WHAT IS REQUIRED.
Which lines of the records contain the word "true"? Show each of them.

━━━ SOURCE DATA

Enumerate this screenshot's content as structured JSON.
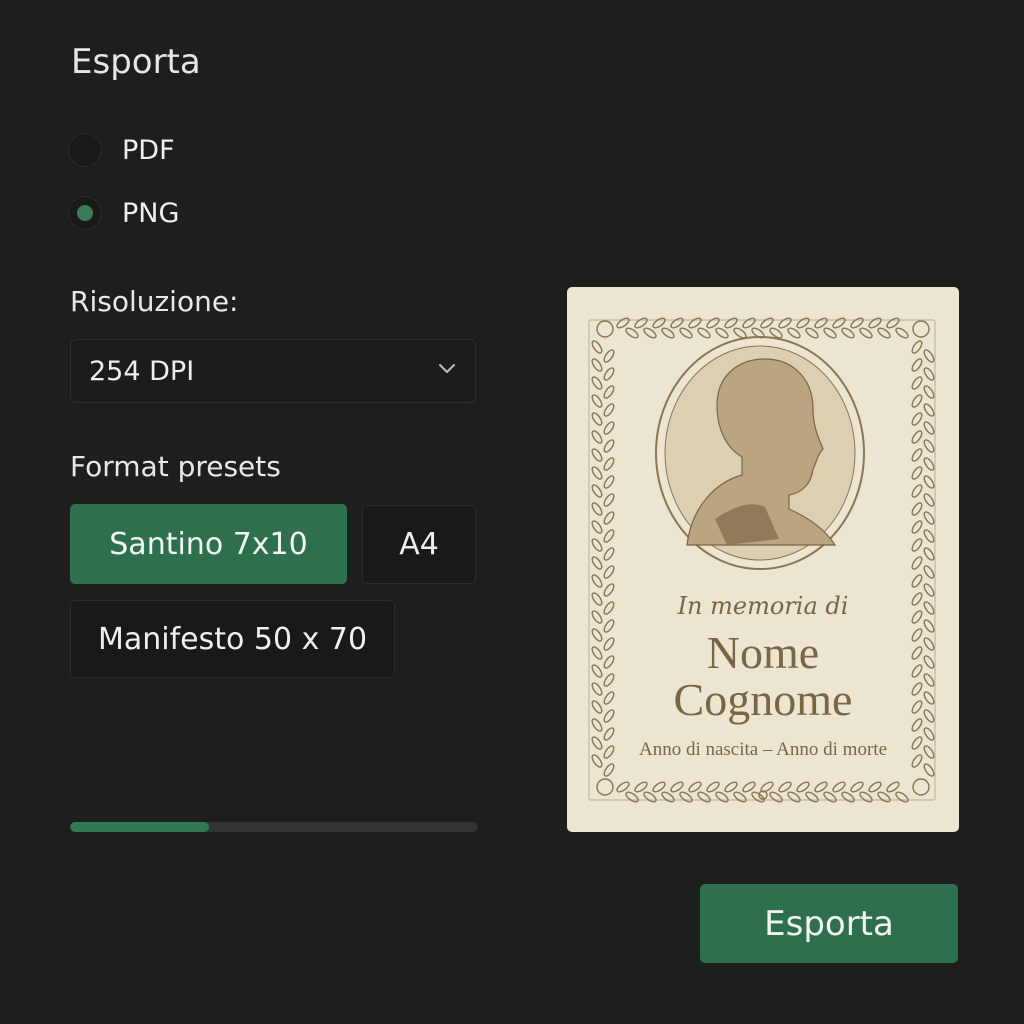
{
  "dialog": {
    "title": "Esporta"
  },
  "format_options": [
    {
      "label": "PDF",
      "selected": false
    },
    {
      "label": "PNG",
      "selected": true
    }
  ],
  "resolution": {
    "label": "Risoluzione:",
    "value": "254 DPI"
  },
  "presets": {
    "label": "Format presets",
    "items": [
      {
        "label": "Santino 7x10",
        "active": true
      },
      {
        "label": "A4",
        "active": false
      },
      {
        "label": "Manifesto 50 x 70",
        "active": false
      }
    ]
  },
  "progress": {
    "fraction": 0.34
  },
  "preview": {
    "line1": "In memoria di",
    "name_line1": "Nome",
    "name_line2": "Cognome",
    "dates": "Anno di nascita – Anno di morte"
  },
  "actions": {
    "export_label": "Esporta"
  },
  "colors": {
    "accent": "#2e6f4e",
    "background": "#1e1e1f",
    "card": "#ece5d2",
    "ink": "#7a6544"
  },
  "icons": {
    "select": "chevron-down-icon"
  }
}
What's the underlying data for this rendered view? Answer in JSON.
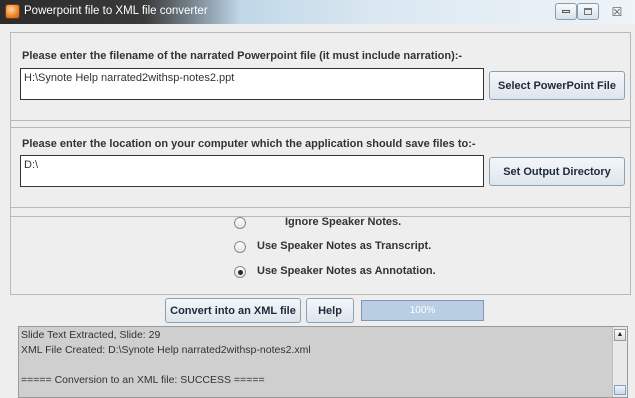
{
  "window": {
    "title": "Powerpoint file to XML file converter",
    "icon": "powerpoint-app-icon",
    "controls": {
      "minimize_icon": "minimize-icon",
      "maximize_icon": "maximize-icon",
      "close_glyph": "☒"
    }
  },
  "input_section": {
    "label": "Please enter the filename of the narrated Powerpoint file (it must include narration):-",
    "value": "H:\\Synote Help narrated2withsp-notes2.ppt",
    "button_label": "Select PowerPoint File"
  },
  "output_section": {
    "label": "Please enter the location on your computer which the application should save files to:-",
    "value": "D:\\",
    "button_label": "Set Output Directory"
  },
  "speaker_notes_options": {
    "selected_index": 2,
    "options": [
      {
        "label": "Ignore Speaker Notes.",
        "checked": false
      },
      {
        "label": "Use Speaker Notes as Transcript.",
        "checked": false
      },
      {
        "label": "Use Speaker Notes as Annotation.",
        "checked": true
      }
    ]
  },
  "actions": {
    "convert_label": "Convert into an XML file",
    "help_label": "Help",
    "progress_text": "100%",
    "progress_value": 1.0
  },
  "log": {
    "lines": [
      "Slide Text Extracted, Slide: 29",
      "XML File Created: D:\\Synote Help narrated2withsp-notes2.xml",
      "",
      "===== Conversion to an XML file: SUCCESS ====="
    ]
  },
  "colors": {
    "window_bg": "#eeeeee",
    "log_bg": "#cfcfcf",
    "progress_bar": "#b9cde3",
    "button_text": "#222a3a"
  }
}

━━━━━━

REPLY.
      "selected": true
        "active": true
        "checked": true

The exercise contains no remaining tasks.